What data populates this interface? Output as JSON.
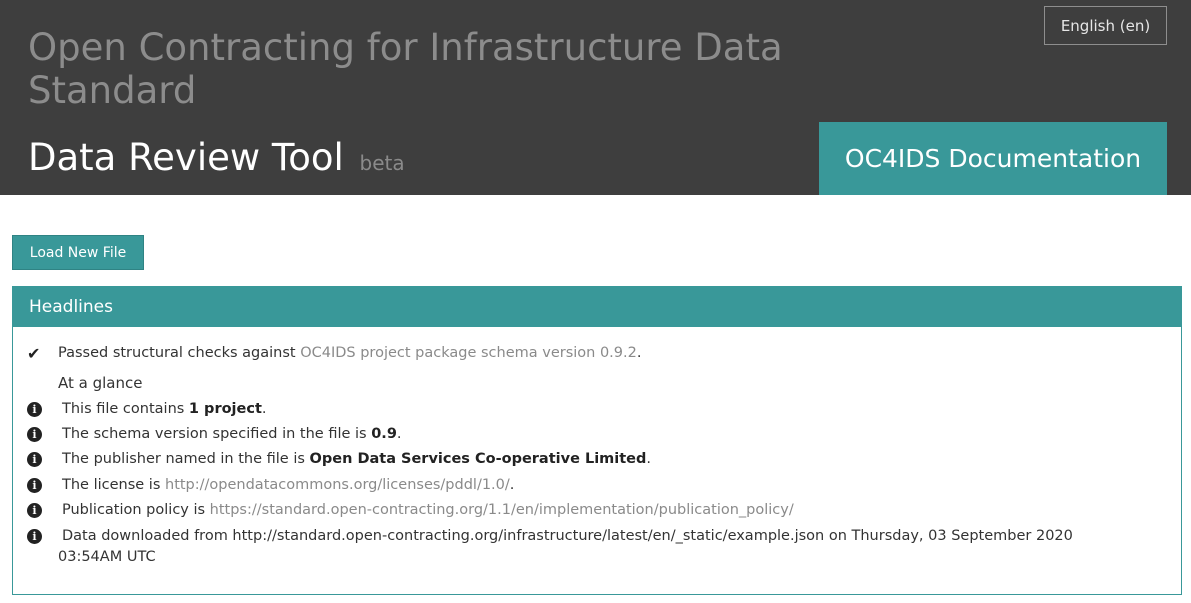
{
  "header": {
    "language_label": "English (en)",
    "site_title": "Open Contracting for Infrastructure Data Standard",
    "tool_title": "Data Review Tool",
    "tool_badge": "beta",
    "docs_button": "OC4IDS Documentation"
  },
  "toolbar": {
    "load_button": "Load New File"
  },
  "headlines": {
    "title": "Headlines",
    "passed": {
      "prefix": "Passed structural checks against ",
      "link": "OC4IDS project package schema version 0.9.2",
      "suffix": "."
    },
    "glance_title": "At a glance",
    "items": [
      {
        "prefix": "This file contains ",
        "strong": "1 project",
        "suffix": "."
      },
      {
        "prefix": "The schema version specified in the file is ",
        "strong": "0.9",
        "suffix": "."
      },
      {
        "prefix": "The publisher named in the file is ",
        "strong": "Open Data Services Co-operative Limited",
        "suffix": "."
      },
      {
        "prefix": "The license is ",
        "link": "http://opendatacommons.org/licenses/pddl/1.0/",
        "suffix": "."
      },
      {
        "prefix": "Publication policy is ",
        "link": "https://standard.open-contracting.org/1.1/en/implementation/publication_policy/",
        "suffix": ""
      },
      {
        "line1": "Data downloaded from http://standard.open-contracting.org/infrastructure/latest/en/_static/example.json on Thursday, 03 September 2020",
        "line2": "03:54AM UTC"
      }
    ]
  },
  "icons": {
    "check": "check-icon",
    "info": "info-circle-icon"
  },
  "colors": {
    "header_bg": "#3e3e3e",
    "accent": "#399899"
  }
}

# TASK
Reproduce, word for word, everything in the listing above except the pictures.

# COMPLETED EXERCISE
What data populates this interface? Output as JSON.
{
  "header": {
    "language_label": "English (en)",
    "site_title": "Open Contracting for Infrastructure Data Standard",
    "tool_title": "Data Review Tool",
    "tool_badge": "beta",
    "docs_button": "OC4IDS Documentation"
  },
  "toolbar": {
    "load_button": "Load New File"
  },
  "headlines": {
    "title": "Headlines",
    "passed": {
      "prefix": "Passed structural checks against ",
      "link": "OC4IDS project package schema version 0.9.2",
      "suffix": "."
    },
    "glance_title": "At a glance",
    "items": [
      {
        "prefix": "This file contains ",
        "strong": "1 project",
        "suffix": "."
      },
      {
        "prefix": "The schema version specified in the file is ",
        "strong": "0.9",
        "suffix": "."
      },
      {
        "prefix": "The publisher named in the file is ",
        "strong": "Open Data Services Co-operative Limited",
        "suffix": "."
      },
      {
        "prefix": "The license is ",
        "link": "http://opendatacommons.org/licenses/pddl/1.0/",
        "suffix": "."
      },
      {
        "prefix": "Publication policy is ",
        "link": "https://standard.open-contracting.org/1.1/en/implementation/publication_policy/",
        "suffix": ""
      },
      {
        "line1": "Data downloaded from http://standard.open-contracting.org/infrastructure/latest/en/_static/example.json on Thursday, 03 September 2020",
        "line2": "03:54AM UTC"
      }
    ]
  },
  "icons": {
    "check": "check-icon",
    "info": "info-circle-icon"
  },
  "colors": {
    "header_bg": "#3e3e3e",
    "accent": "#399899"
  }
}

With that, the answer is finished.